[TRY IT]
Your job is to return every line of the listing holding the string "Windows".

**** DATA SUPPLIED

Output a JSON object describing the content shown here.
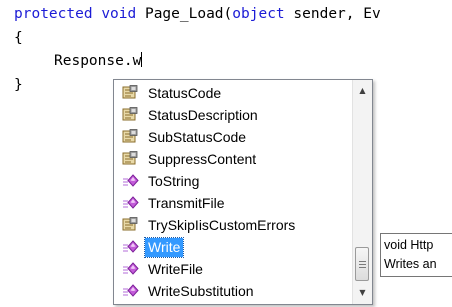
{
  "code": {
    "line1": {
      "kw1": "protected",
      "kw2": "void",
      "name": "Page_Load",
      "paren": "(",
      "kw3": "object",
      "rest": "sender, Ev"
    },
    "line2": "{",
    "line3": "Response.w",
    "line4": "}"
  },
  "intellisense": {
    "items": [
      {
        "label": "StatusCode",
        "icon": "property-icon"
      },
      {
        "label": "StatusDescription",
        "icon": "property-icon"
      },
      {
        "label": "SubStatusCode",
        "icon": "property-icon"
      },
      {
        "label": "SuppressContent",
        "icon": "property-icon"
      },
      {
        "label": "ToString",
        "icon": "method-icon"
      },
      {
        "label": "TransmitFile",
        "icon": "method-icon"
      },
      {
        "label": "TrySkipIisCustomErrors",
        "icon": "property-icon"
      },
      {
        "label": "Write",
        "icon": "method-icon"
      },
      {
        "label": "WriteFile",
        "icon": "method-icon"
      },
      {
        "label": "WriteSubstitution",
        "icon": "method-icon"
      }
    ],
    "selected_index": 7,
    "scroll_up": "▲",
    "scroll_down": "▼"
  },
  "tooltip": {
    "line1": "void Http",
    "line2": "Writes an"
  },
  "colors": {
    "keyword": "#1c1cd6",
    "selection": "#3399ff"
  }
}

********
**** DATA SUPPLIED

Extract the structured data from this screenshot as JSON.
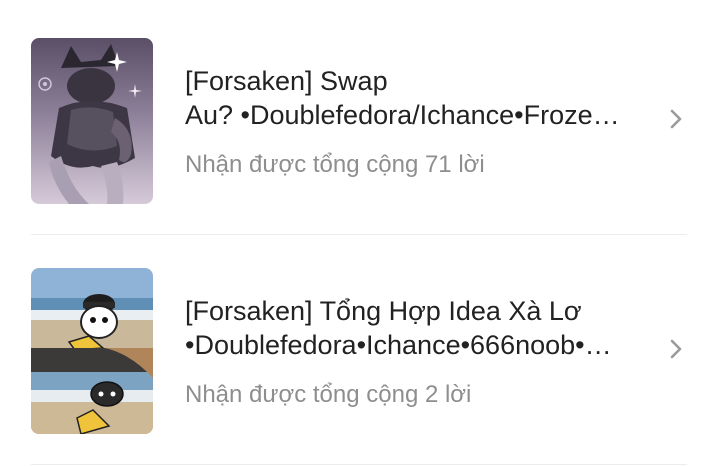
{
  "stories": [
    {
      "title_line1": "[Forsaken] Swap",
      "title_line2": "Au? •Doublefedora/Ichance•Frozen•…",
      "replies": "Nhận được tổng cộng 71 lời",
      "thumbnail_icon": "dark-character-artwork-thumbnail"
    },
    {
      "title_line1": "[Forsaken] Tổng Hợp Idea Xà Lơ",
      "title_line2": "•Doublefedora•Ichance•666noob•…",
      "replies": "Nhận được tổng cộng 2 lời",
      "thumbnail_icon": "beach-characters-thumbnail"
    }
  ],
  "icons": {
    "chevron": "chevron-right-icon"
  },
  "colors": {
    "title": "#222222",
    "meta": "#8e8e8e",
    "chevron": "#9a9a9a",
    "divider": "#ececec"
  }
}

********
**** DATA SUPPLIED

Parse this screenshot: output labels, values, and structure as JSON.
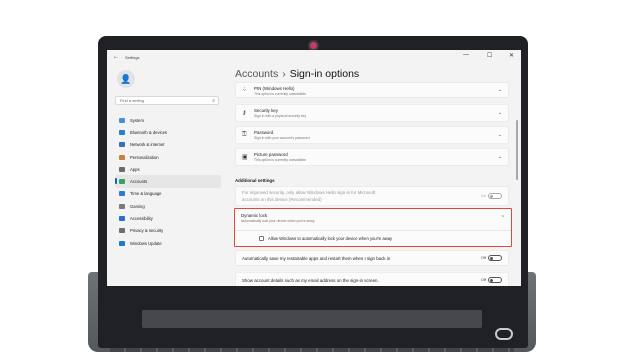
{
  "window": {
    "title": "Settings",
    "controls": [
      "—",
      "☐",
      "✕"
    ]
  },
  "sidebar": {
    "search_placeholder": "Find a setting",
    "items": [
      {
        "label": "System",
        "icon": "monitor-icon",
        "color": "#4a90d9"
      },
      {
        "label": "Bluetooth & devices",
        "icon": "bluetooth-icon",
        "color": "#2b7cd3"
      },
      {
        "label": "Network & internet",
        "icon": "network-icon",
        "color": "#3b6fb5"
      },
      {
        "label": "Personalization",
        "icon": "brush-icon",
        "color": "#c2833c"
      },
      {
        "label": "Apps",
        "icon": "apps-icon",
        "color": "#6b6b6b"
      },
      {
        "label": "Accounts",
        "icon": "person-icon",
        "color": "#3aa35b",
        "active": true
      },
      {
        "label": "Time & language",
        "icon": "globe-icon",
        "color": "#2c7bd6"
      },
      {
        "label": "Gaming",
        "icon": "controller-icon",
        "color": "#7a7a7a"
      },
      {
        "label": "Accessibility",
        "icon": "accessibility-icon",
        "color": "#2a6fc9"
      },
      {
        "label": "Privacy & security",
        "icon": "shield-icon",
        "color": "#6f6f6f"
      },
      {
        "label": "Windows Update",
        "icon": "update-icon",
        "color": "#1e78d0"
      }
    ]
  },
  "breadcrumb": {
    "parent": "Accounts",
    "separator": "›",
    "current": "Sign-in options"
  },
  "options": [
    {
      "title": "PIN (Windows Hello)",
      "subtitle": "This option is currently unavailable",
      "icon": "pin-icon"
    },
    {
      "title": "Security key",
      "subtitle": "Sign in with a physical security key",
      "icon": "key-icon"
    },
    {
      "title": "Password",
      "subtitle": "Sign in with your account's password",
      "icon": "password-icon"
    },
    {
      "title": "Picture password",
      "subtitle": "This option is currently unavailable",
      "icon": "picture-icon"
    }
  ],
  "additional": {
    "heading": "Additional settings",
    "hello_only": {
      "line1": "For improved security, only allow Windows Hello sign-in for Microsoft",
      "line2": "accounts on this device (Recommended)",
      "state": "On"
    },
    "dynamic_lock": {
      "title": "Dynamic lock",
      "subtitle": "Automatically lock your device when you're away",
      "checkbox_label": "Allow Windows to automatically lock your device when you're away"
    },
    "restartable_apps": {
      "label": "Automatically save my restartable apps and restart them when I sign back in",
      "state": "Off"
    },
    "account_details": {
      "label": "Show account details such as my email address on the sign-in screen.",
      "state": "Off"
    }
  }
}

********

[WRITTEN RESPONSE]
        "label": "Windows Update",
      "title": "PIN (Windows Hello)",
      "line1": "For improved security, only allow Windows Hello sign-in for Microsoft",
      "checkbox_label": "Allow Windows to automatically lock your device when you're away"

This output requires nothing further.